If you were to ask somebody to envision the first thing that comes to mind when they think of construction, they’ll likely see a tonka truck-esque lineup involving backhoes, excavators, scissor lifts, and bulldozers. Heavy equipment is present on nearly every jobsite in the world, and whether your company owns or rents it, equipment can cause major cost overruns on any given project. There are many reasons for construction schedule delays and extra charges, but some of the most common mistakes involving equipment are simpler to avoid than you may think.
Three Common Construction Equipment Management Mistakes
1. Idle equipment
Often times, equipment can waste money on construction projects without even being turned on. When heavy equipment sits idle on jobsites, the cost per day of renting that piece of equipment is sunk. If a company owns their equipment and it’s going unused on a project, it could likely be utilized on a different one—which can ultimately delay projects and cause budget errors. Every second that an item of equipment is left sitting onsite is money being thrown in the trash.
Why does equipment go unused for weeks or even months at a time? Usually, it comes down to poor budget management, disorganized (or lack of) reporting, or last-minute change orders. When an item of equipment arrives onsite for a particular task and a change order delays that task, the rental cost has to be taken into account. In addition, if there is no written record of equipment location or usage, there’s no way for you to know whether or not a piece of equipment should be moved to another jobsite.
2. Mistimed maintenance
Just like any piece of machinery, heavy construction equipment requires regular maintenance to run properly. When maintenance is forgotten or mistimed, it can affect the equipment’s performance and shorten its lifespan. Neglect also turns small mechanical issues into bigger ones, often resulting in higher costs for larger fixes or replacements. If a machine is needed on a jobsite but hasn't had proper maintenance in time, the entire project can be held up.
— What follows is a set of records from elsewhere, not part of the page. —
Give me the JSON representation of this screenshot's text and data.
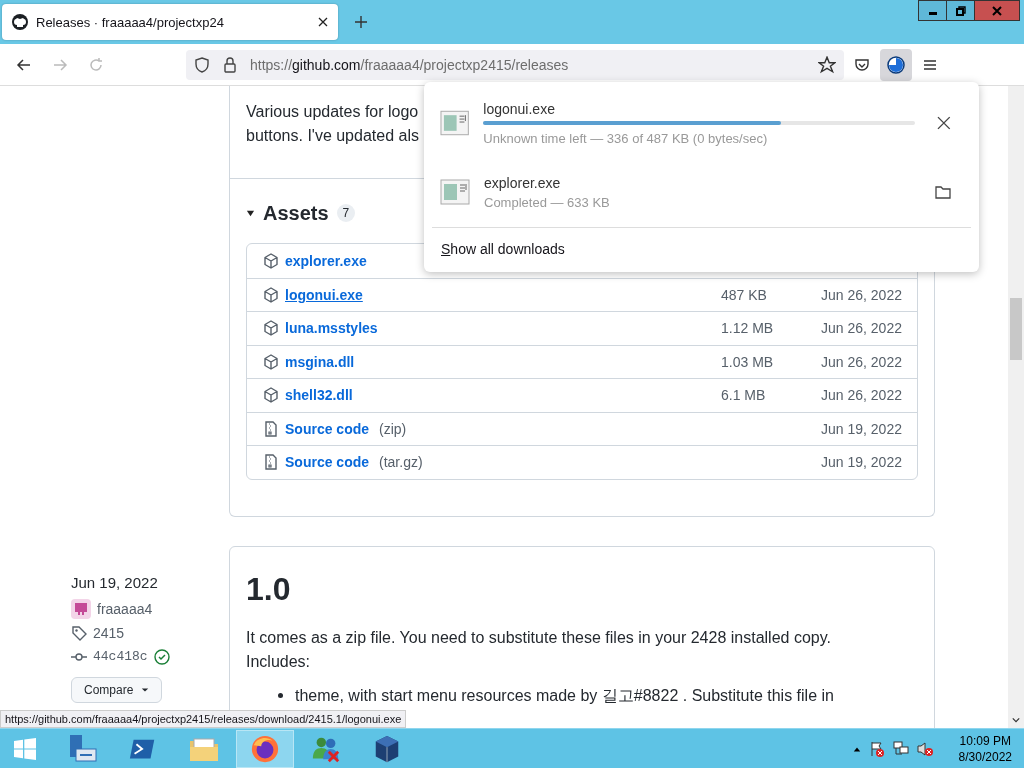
{
  "browser": {
    "tabs": [
      {
        "title": "Releases · fraaaaa4/projectxp24",
        "selected": true
      }
    ],
    "url": {
      "scheme": "https://",
      "host": "github.com",
      "path": "/fraaaaa4/projectxp2415/releases"
    }
  },
  "downloads_panel": {
    "items": [
      {
        "kind": "active",
        "name": "logonui.exe",
        "status": "Unknown time left — 336 of 487 KB (0 bytes/sec)",
        "level": 0.69
      },
      {
        "kind": "done",
        "name": "explorer.exe",
        "status": "Completed — 633 KB"
      }
    ],
    "footer": "Show all downloads"
  },
  "release_top": {
    "description_lines": [
      "Various updates for logo",
      "buttons. I've updated als"
    ],
    "assets": {
      "title": "Assets",
      "count": "7",
      "expanded": true,
      "rows": [
        {
          "kind": "package",
          "name": "explorer.exe",
          "hovered": false
        },
        {
          "kind": "package",
          "name": "logonui.exe",
          "size": "487 KB",
          "date": "Jun 26, 2022",
          "hovered": true
        },
        {
          "kind": "package",
          "name": "luna.msstyles",
          "size": "1.12 MB",
          "date": "Jun 26, 2022",
          "hovered": false
        },
        {
          "kind": "package",
          "name": "msgina.dll",
          "size": "1.03 MB",
          "date": "Jun 26, 2022",
          "hovered": false
        },
        {
          "kind": "package",
          "name": "shell32.dll",
          "size": "6.1 MB",
          "date": "Jun 26, 2022",
          "hovered": false
        },
        {
          "kind": "source",
          "name": "Source code",
          "format": "(zip)",
          "date": "Jun 19, 2022",
          "hovered": false
        },
        {
          "kind": "source",
          "name": "Source code",
          "format": "(tar.gz)",
          "date": "Jun 19, 2022",
          "hovered": false
        }
      ]
    }
  },
  "release_next": {
    "date": "Jun 19, 2022",
    "author": "fraaaaa4",
    "tag": "2415",
    "commit": "44c418c",
    "verified": true,
    "compare": "Compare",
    "title": "1.0",
    "paragraphs": [
      "It comes as a zip file. You need to substitute these files in your 2428 installed copy.",
      "Includes:"
    ],
    "bullets": [
      "theme, with start menu resources made by 길고#8822 . Substitute this file in"
    ]
  },
  "status_url": "https://github.com/fraaaaa4/projectxp2415/releases/download/2415.1/logonui.exe",
  "taskbar": {
    "apps": [
      {
        "kind": "server",
        "active": false
      },
      {
        "kind": "shell",
        "active": false
      },
      {
        "kind": "folder",
        "active": false
      },
      {
        "kind": "firefox",
        "active": true
      },
      {
        "kind": "people",
        "active": false
      },
      {
        "kind": "cube",
        "active": false
      }
    ],
    "clock": {
      "time": "10:09 PM",
      "date": "8/30/2022"
    }
  }
}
Without proper usage documentation, it’s difficult to keep track of maintenance schedules and equipment care can easily fall by the wayside. The double-whammy of additional costs that come from mistimed maintenance ultimately hits a project’s overall productivity and profitability.
3. Contract disputes
Equipment lease agreements are contracts that outline the details of the rental. This document generally covers the basics: the length of the rental period, the costs, what type and how much equipment will be rented, etc. These contracts are designed to protect both the lessor and the lessee, and for construction firms especially, these contracts can make or break the financial success of a build. When there are clauses about usage or damage included in the agreement it’s clear which party is responsible, but in the case that issues not in the contract arise, you may find yourself in trouble.
This presents another reason why daily equipment reports are so crucial to the success of a project. If a dispute between a rental supplier and construction firm arises down the line—and there’s no proof that the firm followed the contract as written—they have no ground to stand on.
Construction equipment software-the missing puzzle piece
Although these three issues come from different roots, they all circle back to the same missing piece: data. When you don’t utilize an organized, efficient system for recording owned and rented equipment usage and location information, important data may slip through the cracks. Whether you write equipment reports on paper, send them via email, or don’t create reports at all, you are creating room for error that can be avoided by implementing construction equipment management software.
By utilizing software to keep track of equipment usage and location, you’re able to make sure that no equipment goes unused and you’ll know when maintenance is needed. When production information is logged in an easily accessible record, you can quickly assess whether or not a piece of equipment is wasting money. Thoroughly recorded data and photo logs help you maintain a clear record of usage, and can be compared to a rental agreement in case of a dispute with a supplier.
With the right tools, tracking production and equipment is simple and painless, allowing you to focus on keeping your projects running smoothly.